═════ DATA RECORDS ═════
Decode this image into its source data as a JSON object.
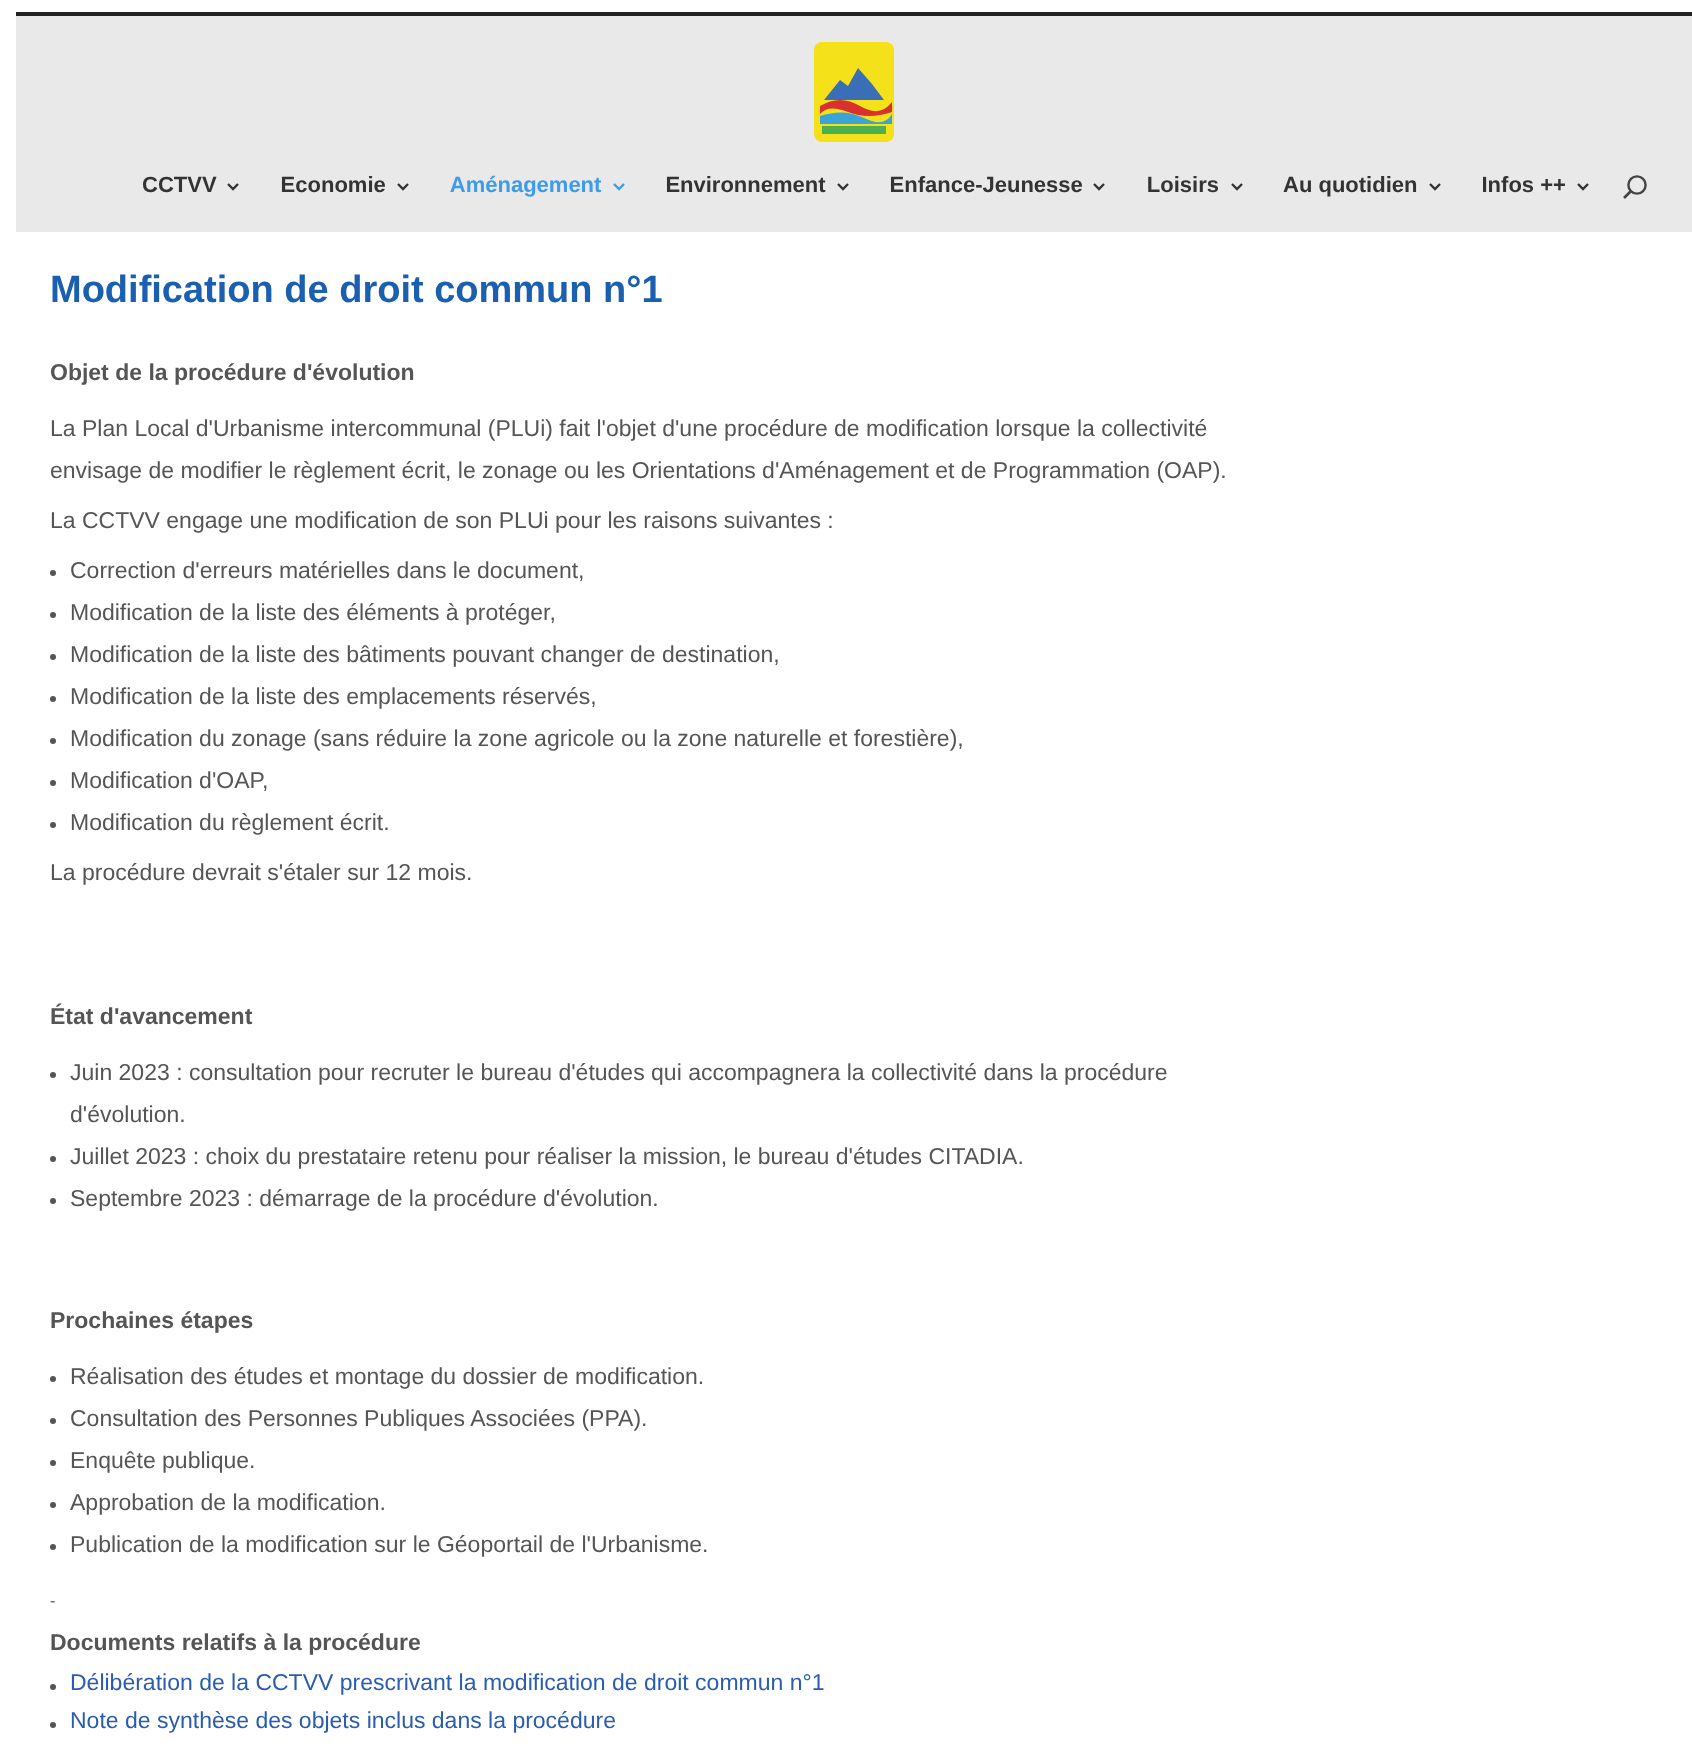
{
  "nav": {
    "items": [
      {
        "label": "CCTVV",
        "selected": false
      },
      {
        "label": "Economie",
        "selected": false
      },
      {
        "label": "Aménagement",
        "selected": true
      },
      {
        "label": "Environnement",
        "selected": false
      },
      {
        "label": "Enfance-Jeunesse",
        "selected": false
      },
      {
        "label": "Loisirs",
        "selected": false
      },
      {
        "label": "Au quotidien",
        "selected": false
      },
      {
        "label": "Infos ++",
        "selected": false
      }
    ]
  },
  "title": "Modification de droit commun n°1",
  "sections": [
    {
      "heading": "Objet de la procédure d'évolution",
      "blocks": [
        {
          "kind": "paragraph",
          "text": "La Plan Local d'Urbanisme intercommunal (PLUi) fait l'objet d'une procédure de modification lorsque la collectivité envisage de modifier le règlement écrit, le zonage ou les Orientations d'Aménagement et de Programmation (OAP)."
        },
        {
          "kind": "paragraph",
          "text": "La CCTVV engage une modification de son PLUi pour les raisons suivantes :"
        },
        {
          "kind": "list",
          "items": [
            "Correction d'erreurs matérielles dans le document,",
            "Modification de la liste des éléments à protéger,",
            "Modification de la liste des bâtiments pouvant changer de destination,",
            "Modification de la liste des emplacements réservés,",
            "Modification du zonage (sans réduire la zone agricole ou la zone naturelle et forestière),",
            "Modification d'OAP,",
            "Modification du règlement écrit."
          ]
        },
        {
          "kind": "paragraph",
          "text": "La procédure devrait s'étaler sur 12 mois."
        }
      ]
    },
    {
      "heading": "État d'avancement",
      "blocks": [
        {
          "kind": "list",
          "items": [
            "Juin 2023 : consultation pour recruter le bureau d'études qui accompagnera la collectivité dans la procédure d'évolution.",
            "Juillet 2023 : choix du prestataire retenu pour réaliser la mission, le bureau d'études CITADIA.",
            "Septembre 2023 : démarrage de la procédure d'évolution."
          ]
        }
      ]
    },
    {
      "heading": "Prochaines étapes",
      "blocks": [
        {
          "kind": "list",
          "items": [
            "Réalisation des études et montage du dossier de modification.",
            "Consultation des Personnes Publiques Associées (PPA).",
            "Enquête publique.",
            "Approbation de la modification.",
            "Publication de la modification sur le Géoportail de l'Urbanisme."
          ]
        },
        {
          "kind": "mark",
          "text": "-"
        }
      ]
    },
    {
      "heading": "Documents relatifs à la procédure",
      "blocks": [
        {
          "kind": "links",
          "items": [
            "Délibération de la CCTVV prescrivant la modification de droit commun n°1",
            "Note de synthèse des objets inclus dans la procédure"
          ]
        }
      ]
    }
  ]
}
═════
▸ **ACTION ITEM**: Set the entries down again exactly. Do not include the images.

▸ **SOLUTION TO THIS TASK**:
Decode this image into its source data as a JSON object.
{
  "nav": {
    "items": [
      {
        "label": "CCTVV",
        "selected": false
      },
      {
        "label": "Economie",
        "selected": false
      },
      {
        "label": "Aménagement",
        "selected": true
      },
      {
        "label": "Environnement",
        "selected": false
      },
      {
        "label": "Enfance-Jeunesse",
        "selected": false
      },
      {
        "label": "Loisirs",
        "selected": false
      },
      {
        "label": "Au quotidien",
        "selected": false
      },
      {
        "label": "Infos ++",
        "selected": false
      }
    ]
  },
  "title": "Modification de droit commun n°1",
  "sections": [
    {
      "heading": "Objet de la procédure d'évolution",
      "blocks": [
        {
          "kind": "paragraph",
          "text": "La Plan Local d'Urbanisme intercommunal (PLUi) fait l'objet d'une procédure de modification lorsque la collectivité envisage de modifier le règlement écrit, le zonage ou les Orientations d'Aménagement et de Programmation (OAP)."
        },
        {
          "kind": "paragraph",
          "text": "La CCTVV engage une modification de son PLUi pour les raisons suivantes :"
        },
        {
          "kind": "list",
          "items": [
            "Correction d'erreurs matérielles dans le document,",
            "Modification de la liste des éléments à protéger,",
            "Modification de la liste des bâtiments pouvant changer de destination,",
            "Modification de la liste des emplacements réservés,",
            "Modification du zonage (sans réduire la zone agricole ou la zone naturelle et forestière),",
            "Modification d'OAP,",
            "Modification du règlement écrit."
          ]
        },
        {
          "kind": "paragraph",
          "text": "La procédure devrait s'étaler sur 12 mois."
        }
      ]
    },
    {
      "heading": "État d'avancement",
      "blocks": [
        {
          "kind": "list",
          "items": [
            "Juin 2023 : consultation pour recruter le bureau d'études qui accompagnera la collectivité dans la procédure d'évolution.",
            "Juillet 2023 : choix du prestataire retenu pour réaliser la mission, le bureau d'études CITADIA.",
            "Septembre 2023 : démarrage de la procédure d'évolution."
          ]
        }
      ]
    },
    {
      "heading": "Prochaines étapes",
      "blocks": [
        {
          "kind": "list",
          "items": [
            "Réalisation des études et montage du dossier de modification.",
            "Consultation des Personnes Publiques Associées (PPA).",
            "Enquête publique.",
            "Approbation de la modification.",
            "Publication de la modification sur le Géoportail de l'Urbanisme."
          ]
        },
        {
          "kind": "mark",
          "text": "-"
        }
      ]
    },
    {
      "heading": "Documents relatifs à la procédure",
      "blocks": [
        {
          "kind": "links",
          "items": [
            "Délibération de la CCTVV prescrivant la modification de droit commun n°1",
            "Note de synthèse des objets inclus dans la procédure"
          ]
        }
      ]
    }
  ]
}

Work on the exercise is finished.